"It's turned into a game of complete numbers and statistics and what people do with that," Lincecum said.
Lincecum won the Cy Young Award on Thursday for the second straight year, emerging from one of the tightest votes in the history of the honor to become the first repeat winner since Randy Johnson.
Only 10 points separated the top three vote-getters. Chris Carpenter was second and St. Louis teammate Adam Wainwright finished third despite getting the most first-place votes.
Lincecum, nicknamed "The Freak" for his giant stride, led the NL with 261 strikeouts and tied for the league lead with four complete games and two shutouts.
The wiry right-hander attracts plenty of attention on the mound with his shoulder-length brown hair and twisting delivery. But it was his 15 victories -- the fewest for a Cy Young starter over a non-shortened season -- that were really noticeable for the award winner.
The 2009 honors for Lincecum and Kansas City Royals ace Zack Greinke reflect a recent shift in how pitchers are evaluated. The focus has changed to more developed statistics, including some that even take into account team defense.
Greinke equaled the previous low of 16 wins for a non-shortened season when he won the AL award on Tuesday. Afterward, he talked all about FIP, a mathematician's dream that stands for Fielding Independent Pitching.
Lincecum has his own favorite indicator.

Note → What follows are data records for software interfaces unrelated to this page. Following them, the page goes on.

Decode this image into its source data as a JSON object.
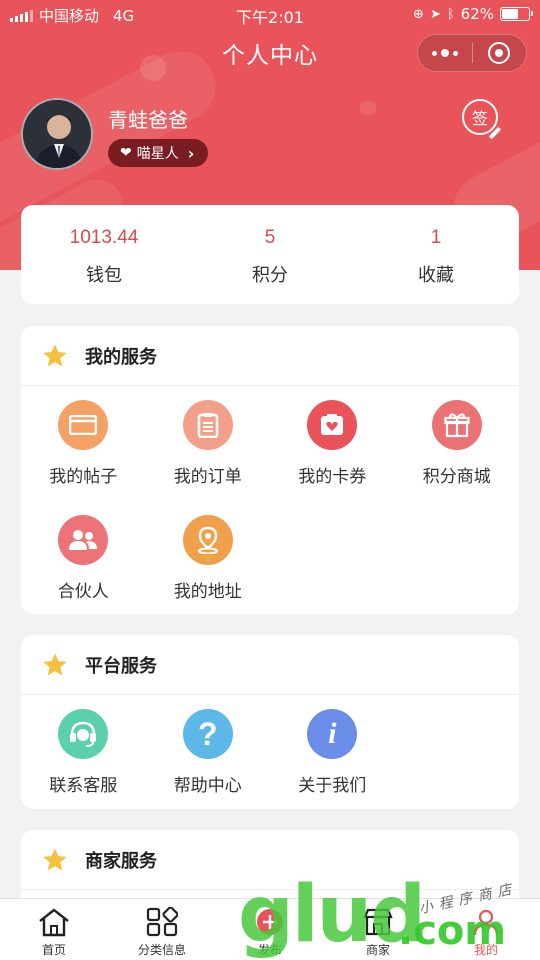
{
  "status_bar": {
    "carrier": "中国移动",
    "network": "4G",
    "time": "下午2:01",
    "battery": "62%",
    "battery_level": 0.62
  },
  "nav": {
    "title": "个人中心"
  },
  "profile": {
    "name": "青蛙爸爸",
    "level": "喵星人",
    "sign_label": "签"
  },
  "stats": [
    {
      "value": "1013.44",
      "label": "钱包"
    },
    {
      "value": "5",
      "label": "积分"
    },
    {
      "value": "1",
      "label": "收藏"
    }
  ],
  "sections": {
    "my_services": {
      "title": "我的服务",
      "items": [
        {
          "label": "我的帖子",
          "icon": "post-card-icon",
          "color": "#f3a165"
        },
        {
          "label": "我的订单",
          "icon": "clipboard-icon",
          "color": "#f2a08a"
        },
        {
          "label": "我的卡券",
          "icon": "coupon-heart-icon",
          "color": "#e8545a"
        },
        {
          "label": "积分商城",
          "icon": "gift-icon",
          "color": "#ea7174"
        },
        {
          "label": "合伙人",
          "icon": "partners-icon",
          "color": "#ec7478"
        },
        {
          "label": "我的地址",
          "icon": "location-pin-icon",
          "color": "#f0a04b"
        }
      ]
    },
    "platform_services": {
      "title": "平台服务",
      "items": [
        {
          "label": "联系客服",
          "icon": "headset-icon",
          "color": "#5ccfae"
        },
        {
          "label": "帮助中心",
          "icon": "question-icon",
          "color": "#5bb8e8"
        },
        {
          "label": "关于我们",
          "icon": "info-icon",
          "color": "#6a8de8"
        }
      ]
    },
    "merchant_services": {
      "title": "商家服务"
    }
  },
  "tabbar": [
    {
      "label": "首页",
      "icon": "home-icon"
    },
    {
      "label": "分类信息",
      "icon": "category-grid-icon"
    },
    {
      "label": "发布",
      "icon": "publish-plus-icon"
    },
    {
      "label": "商家",
      "icon": "store-icon"
    },
    {
      "label": "我的",
      "icon": "user-icon",
      "active": true
    }
  ],
  "watermark": {
    "text": "glud",
    "suffix": ".com",
    "tagline": "小程序商店"
  },
  "colors": {
    "brand": "#e8545a",
    "badge": "#7a1d22",
    "star": "#f6c23e"
  }
}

"To say which one I look to the most, I would just say WHIP," he said, referring to walks plus hits allowed per inning, "just because you just limit the amount of baserunners that can hurt you."